"LITTLE GIRLS ARE NOT MUCH BETTER THAN KITTENS OR BUTTERFLIES"
A charming series of letters to a young girl (who was ten-years-old when the correspondence began) concerning the "Society of Friends of Living Creatures," of which Ruskin was the patron. The Society was founded by Katie Goring and her brother John (called Puck) principally in response to an article by Ruskin in which he denounced "the wanton destruction of beautiful and harmless creatures, butterflies expecially." Katie wrote to Ruskin, asking him to become their patron (the author accepted in his first letter), by-laws were drawn up, and the membership quickly grew to more than forty boys and girls.
22 January 1885: "I'm quite delighted with the Society -- and its plans, and its signatures -- and its ages and its resolutions -- they're all as nice as ever can be; and I'll be your Patron -- or Dux or anything you like to make me -- only -- it seems to me you don't need to by Patronized -- doesn't Patron sound to much as if you were a Charitable Bazaar or an amateur concert or somethings of that sort. Don't you think you'd better call me the Society's 'Papa'? -- I should feel ever so much more at home, if you called me that..." 24 February 1885: "...The Society has given me great delight this morning by the news of its taking me for Papa...Meanwhile, two serious words only about your 'stories.' First, when you write fables, try always to make the animals speak, though with your words and wit, only from their experience and feelings. Don't make a frog talk like a crane, nor a crane like a swallow; -- in the second, and far more important place, when you collect and write down your experiences of animals, be sure you give as far as possible the exact facts -- and no more than the facts. Don't attribute to the animals any more cleverness than you are sure of -- nor guess their feelings. Say what they did with precision and how they looked and seemed to feel -- but all as carefully as if you were on oath in a court of Justice..." 11 June 1885; "It is very sad that I can't come to you again this time -- but I'm quite tired out by this London, and freed to go back to my hills tomorrow. But you know, we must by happy in loving each other through the air -- or we should always be unhappy in this world which won't let us fly through it..." 3 July 1885: "...You see, my dear, children are the Friends of living creatures in a much more intimate way than other people -- they understand them all so much better being little more than extremely living creatures themselves. You know my dear, little girls are not much better than kittens or butterflies, and boys are seldom quite as good as ponies or donkeys, and as for dogs, -- you are for the most part much more under their care than they under yours..." 18 October 1885: "By all means take in the Branch Society of poor children -- it is one of the most cherished of my purposes to bring the joy of the love of animals to the children of the poor..."
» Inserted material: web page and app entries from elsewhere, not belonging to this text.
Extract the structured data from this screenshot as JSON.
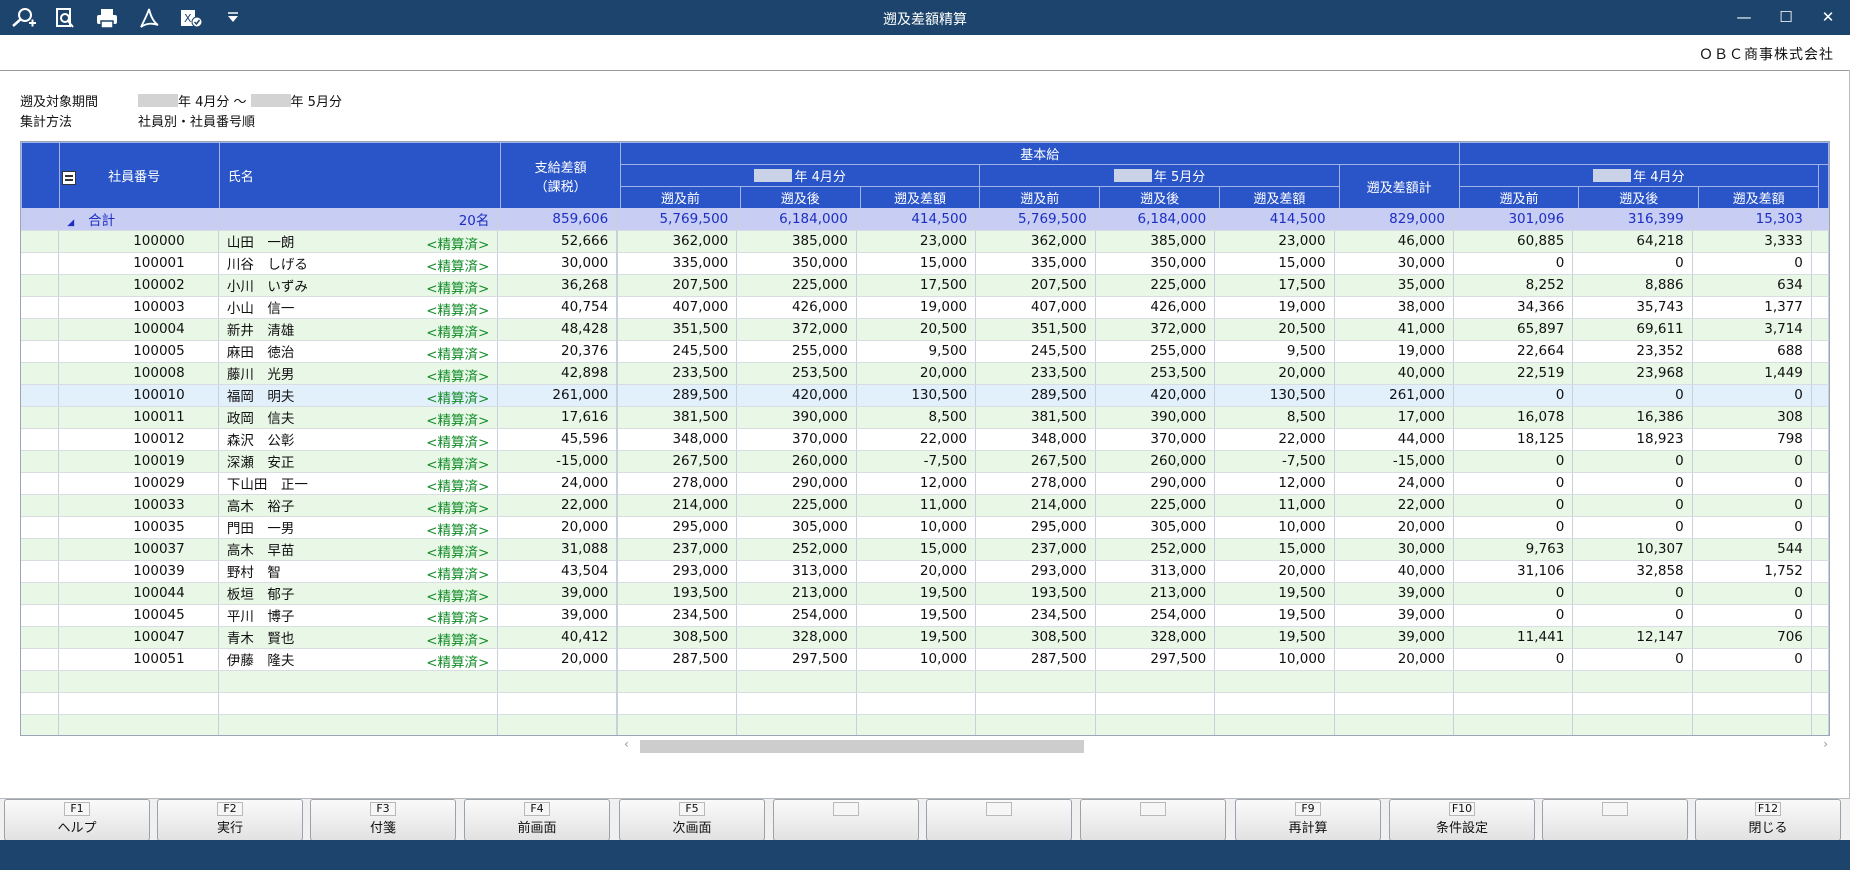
{
  "window": {
    "title": "遡及差額精算",
    "company": "ＯＢＣ商事株式会社"
  },
  "toolbar_icons": [
    "search-plus-icon",
    "preview-icon",
    "print-icon",
    "pdf-icon",
    "excel-icon",
    "dropdown-icon"
  ],
  "window_buttons": {
    "minimize": "—",
    "maximize": "☐",
    "close": "✕"
  },
  "conditions": {
    "period_label": "遡及対象期間",
    "period_from": "年 4月分 ～",
    "period_to": "年 5月分",
    "method_label": "集計方法",
    "method_value": "社員別・社員番号順"
  },
  "headers": {
    "emp_no": "社員番号",
    "name": "氏名",
    "pay_diff": "支給差額",
    "pay_diff_sub": "（課税）",
    "group1": "基本給",
    "m1": "年 4月分",
    "m2": "年 5月分",
    "before": "遡及前",
    "after": "遡及後",
    "diff": "遡及差額",
    "diff_total": "遡及差額計",
    "m3": "年 4月分"
  },
  "total_row": {
    "label": "合計",
    "count": "20名",
    "values": [
      "859,606",
      "5,769,500",
      "6,184,000",
      "414,500",
      "5,769,500",
      "6,184,000",
      "414,500",
      "829,000",
      "301,096",
      "316,399",
      "15,303"
    ]
  },
  "rows": [
    {
      "no": "100000",
      "name": "山田　一朗",
      "status": "<精算済>",
      "values": [
        "52,666",
        "362,000",
        "385,000",
        "23,000",
        "362,000",
        "385,000",
        "23,000",
        "46,000",
        "60,885",
        "64,218",
        "3,333"
      ]
    },
    {
      "no": "100001",
      "name": "川谷　しげる",
      "status": "<精算済>",
      "values": [
        "30,000",
        "335,000",
        "350,000",
        "15,000",
        "335,000",
        "350,000",
        "15,000",
        "30,000",
        "0",
        "0",
        "0"
      ]
    },
    {
      "no": "100002",
      "name": "小川　いずみ",
      "status": "<精算済>",
      "values": [
        "36,268",
        "207,500",
        "225,000",
        "17,500",
        "207,500",
        "225,000",
        "17,500",
        "35,000",
        "8,252",
        "8,886",
        "634"
      ]
    },
    {
      "no": "100003",
      "name": "小山　信一",
      "status": "<精算済>",
      "values": [
        "40,754",
        "407,000",
        "426,000",
        "19,000",
        "407,000",
        "426,000",
        "19,000",
        "38,000",
        "34,366",
        "35,743",
        "1,377"
      ]
    },
    {
      "no": "100004",
      "name": "新井　清雄",
      "status": "<精算済>",
      "values": [
        "48,428",
        "351,500",
        "372,000",
        "20,500",
        "351,500",
        "372,000",
        "20,500",
        "41,000",
        "65,897",
        "69,611",
        "3,714"
      ]
    },
    {
      "no": "100005",
      "name": "麻田　徳治",
      "status": "<精算済>",
      "values": [
        "20,376",
        "245,500",
        "255,000",
        "9,500",
        "245,500",
        "255,000",
        "9,500",
        "19,000",
        "22,664",
        "23,352",
        "688"
      ]
    },
    {
      "no": "100008",
      "name": "藤川　光男",
      "status": "<精算済>",
      "values": [
        "42,898",
        "233,500",
        "253,500",
        "20,000",
        "233,500",
        "253,500",
        "20,000",
        "40,000",
        "22,519",
        "23,968",
        "1,449"
      ]
    },
    {
      "no": "100010",
      "name": "福岡　明夫",
      "status": "<精算済>",
      "values": [
        "261,000",
        "289,500",
        "420,000",
        "130,500",
        "289,500",
        "420,000",
        "130,500",
        "261,000",
        "0",
        "0",
        "0"
      ]
    },
    {
      "no": "100011",
      "name": "政岡　信夫",
      "status": "<精算済>",
      "values": [
        "17,616",
        "381,500",
        "390,000",
        "8,500",
        "381,500",
        "390,000",
        "8,500",
        "17,000",
        "16,078",
        "16,386",
        "308"
      ]
    },
    {
      "no": "100012",
      "name": "森沢　公彰",
      "status": "<精算済>",
      "values": [
        "45,596",
        "348,000",
        "370,000",
        "22,000",
        "348,000",
        "370,000",
        "22,000",
        "44,000",
        "18,125",
        "18,923",
        "798"
      ]
    },
    {
      "no": "100019",
      "name": "深瀬　安正",
      "status": "<精算済>",
      "values": [
        "-15,000",
        "267,500",
        "260,000",
        "-7,500",
        "267,500",
        "260,000",
        "-7,500",
        "-15,000",
        "0",
        "0",
        "0"
      ]
    },
    {
      "no": "100029",
      "name": "下山田　正一",
      "status": "<精算済>",
      "values": [
        "24,000",
        "278,000",
        "290,000",
        "12,000",
        "278,000",
        "290,000",
        "12,000",
        "24,000",
        "0",
        "0",
        "0"
      ]
    },
    {
      "no": "100033",
      "name": "高木　裕子",
      "status": "<精算済>",
      "values": [
        "22,000",
        "214,000",
        "225,000",
        "11,000",
        "214,000",
        "225,000",
        "11,000",
        "22,000",
        "0",
        "0",
        "0"
      ]
    },
    {
      "no": "100035",
      "name": "門田　一男",
      "status": "<精算済>",
      "values": [
        "20,000",
        "295,000",
        "305,000",
        "10,000",
        "295,000",
        "305,000",
        "10,000",
        "20,000",
        "0",
        "0",
        "0"
      ]
    },
    {
      "no": "100037",
      "name": "高木　早苗",
      "status": "<精算済>",
      "values": [
        "31,088",
        "237,000",
        "252,000",
        "15,000",
        "237,000",
        "252,000",
        "15,000",
        "30,000",
        "9,763",
        "10,307",
        "544"
      ]
    },
    {
      "no": "100039",
      "name": "野村　智",
      "status": "<精算済>",
      "values": [
        "43,504",
        "293,000",
        "313,000",
        "20,000",
        "293,000",
        "313,000",
        "20,000",
        "40,000",
        "31,106",
        "32,858",
        "1,752"
      ]
    },
    {
      "no": "100044",
      "name": "板垣　郁子",
      "status": "<精算済>",
      "values": [
        "39,000",
        "193,500",
        "213,000",
        "19,500",
        "193,500",
        "213,000",
        "19,500",
        "39,000",
        "0",
        "0",
        "0"
      ]
    },
    {
      "no": "100045",
      "name": "平川　博子",
      "status": "<精算済>",
      "values": [
        "39,000",
        "234,500",
        "254,000",
        "19,500",
        "234,500",
        "254,000",
        "19,500",
        "39,000",
        "0",
        "0",
        "0"
      ]
    },
    {
      "no": "100047",
      "name": "青木　賢也",
      "status": "<精算済>",
      "values": [
        "40,412",
        "308,500",
        "328,000",
        "19,500",
        "308,500",
        "328,000",
        "19,500",
        "39,000",
        "11,441",
        "12,147",
        "706"
      ]
    },
    {
      "no": "100051",
      "name": "伊藤　隆夫",
      "status": "<精算済>",
      "values": [
        "20,000",
        "287,500",
        "297,500",
        "10,000",
        "287,500",
        "297,500",
        "10,000",
        "20,000",
        "0",
        "0",
        "0"
      ]
    }
  ],
  "fkeys": [
    {
      "key": "F1",
      "label": "ヘルプ"
    },
    {
      "key": "F2",
      "label": "実行"
    },
    {
      "key": "F3",
      "label": "付箋"
    },
    {
      "key": "F4",
      "label": "前画面"
    },
    {
      "key": "F5",
      "label": "次画面"
    },
    {
      "key": "",
      "label": ""
    },
    {
      "key": "",
      "label": ""
    },
    {
      "key": "",
      "label": ""
    },
    {
      "key": "F9",
      "label": "再計算"
    },
    {
      "key": "F10",
      "label": "条件設定"
    },
    {
      "key": "",
      "label": ""
    },
    {
      "key": "F12",
      "label": "閉じる"
    }
  ],
  "colors": {
    "titlebar": "#1c446c",
    "header": "#2a55c8",
    "total_row": "#c7cdf3",
    "alt_row": "#e9f8e6",
    "selected_row": "#e2f0fb",
    "status_text": "#128c28"
  }
}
15 March 1886: "Nothing can be nicer than the thought of a separate book on the treatment of domesticated animals...I think the Society had better consider the treatment of pets, & of unpettable animals in confinement, as a secondary matter, compared to the observation of them in their own haunts and their own ways. I send for the Society's acceptance Mr. Froude's Oceana -- please at the next meeting, let the best reader read [from several pages concerning birds]..." 4 May 1886: "You didn't know what music was till you went to the Albert Hall [to hear Handel's Messiah]? My dear, I wouldn't give the blackbird that sits on my hawthorne in the quiet May evenings for a million of fiddlers going my steam. These vast concerts are merely mob's noise -- rage -- vanity -- waste of money and life -- & fearfully bad for little girls -- or big ones either for that matter. Learn to sing yourself -- carefully, modestly -- feelingly. Learn the simplest airs that belong to entirely noble words: -- never sing sacred music but definitely as an act of worship -- never for amusement -- and above all...see that music is made the minister and tutor of the poor -- not the passion and pride of the rich..." 18 May 1886: "...I don't like grand music at all -- I like the songs of sixpence -- and a pocketfull of rye -- and the King was in the counting house (and I only wish Kings oftener were) -- and I do love an old quite vulgar song about Hot Codlins -- and I'm so ashamed of myself you can't think -- all the same I believe you would come & pet me, if you were a bird -- so I try to fancy it..." (30)